Marion County Economic Development Director Teresa Huffman scrolled through 200 emails.
All of them inquired about moving to a rural opportunity zone, although many of the would-be applicants do not even specify that they want to move to Marion to receive student loan forgiveness and Kansas Income Tax exemption the program provides.
Those that are serious usually want student loan help to move into the state. Huffman said the county has already used funds on past ROZ applicants. She met with Commissioners Monday to ask for more funding for the program.
However, what Huffman was illustrating with pages and pages of emails is a new trend for local economies — young people are traveling to areas where they want to live and then finding jobs. She discussed the effects of this trend at the Regional Economic Area Partnership meeting on Friday.
One of the side effects to this trend is that grants are being disbursed to regional organizations instead of directly to counties. The county received $50,000 in a Rural Business Opportunity grant last year from U.S. Department of Agriculture. Key Convenience Store in Lincolnville is one of the businesses that used the grant.
While Huffman said, the county still has funding left from that grant to use toward local businesses she cannot apply for the grant this year because USDA is choosing to supply those grants regionally.
Marion County is a part of regional economic development organizations, including South Central Kansas Economic Development District, and receives funds from those organizations.
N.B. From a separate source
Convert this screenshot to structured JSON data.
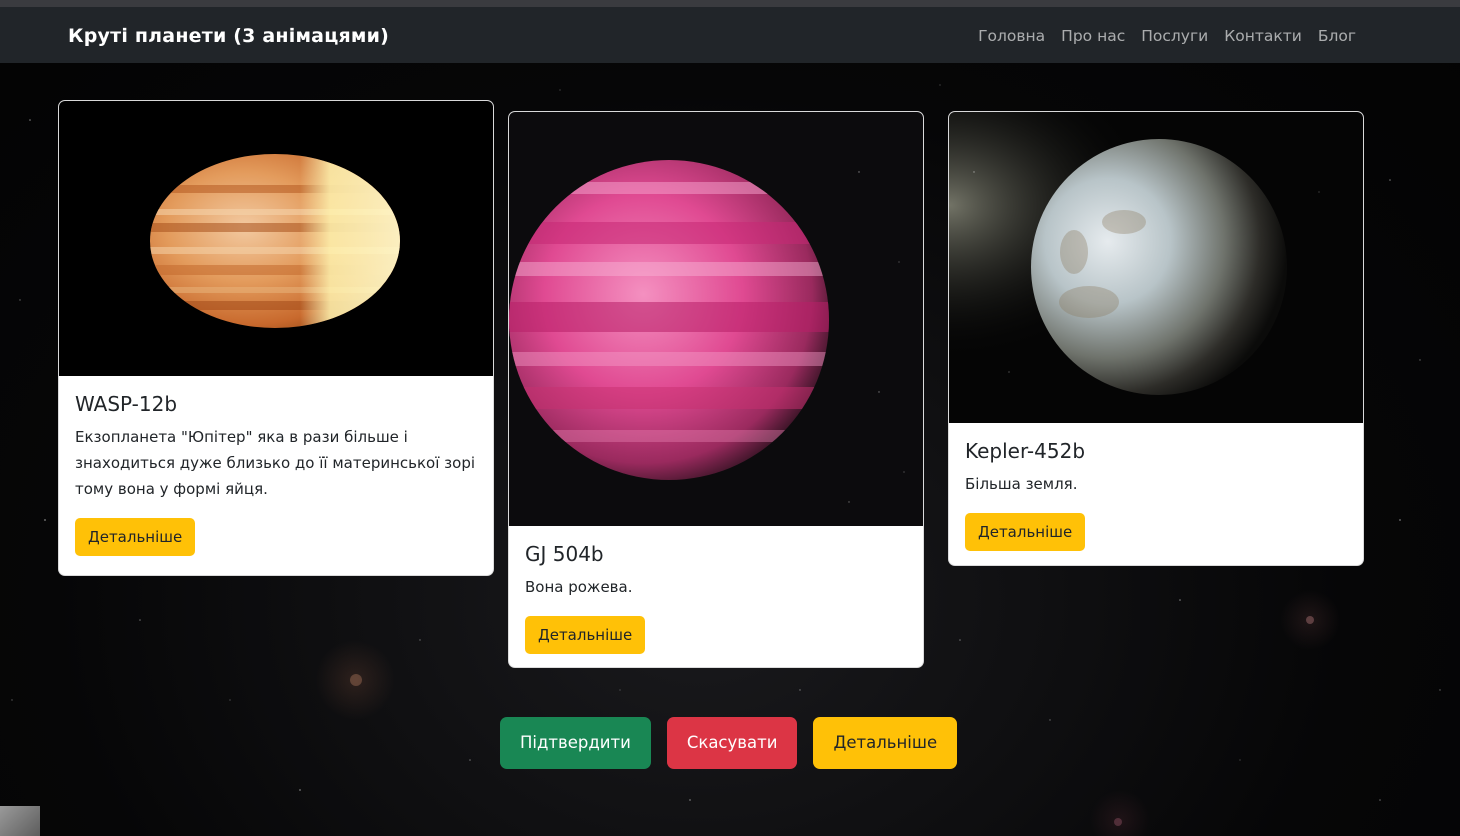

However, Huffman said regional groups are often inclined to split funds with higher percentages heading to counties that are more populous. Huffman gave the example of Flint Hills Frontiers. Marion County is listed as a part of the group, but the group’s focus has been on counties around U.S. 70 like Riley, Dickinson and Wabaunsee.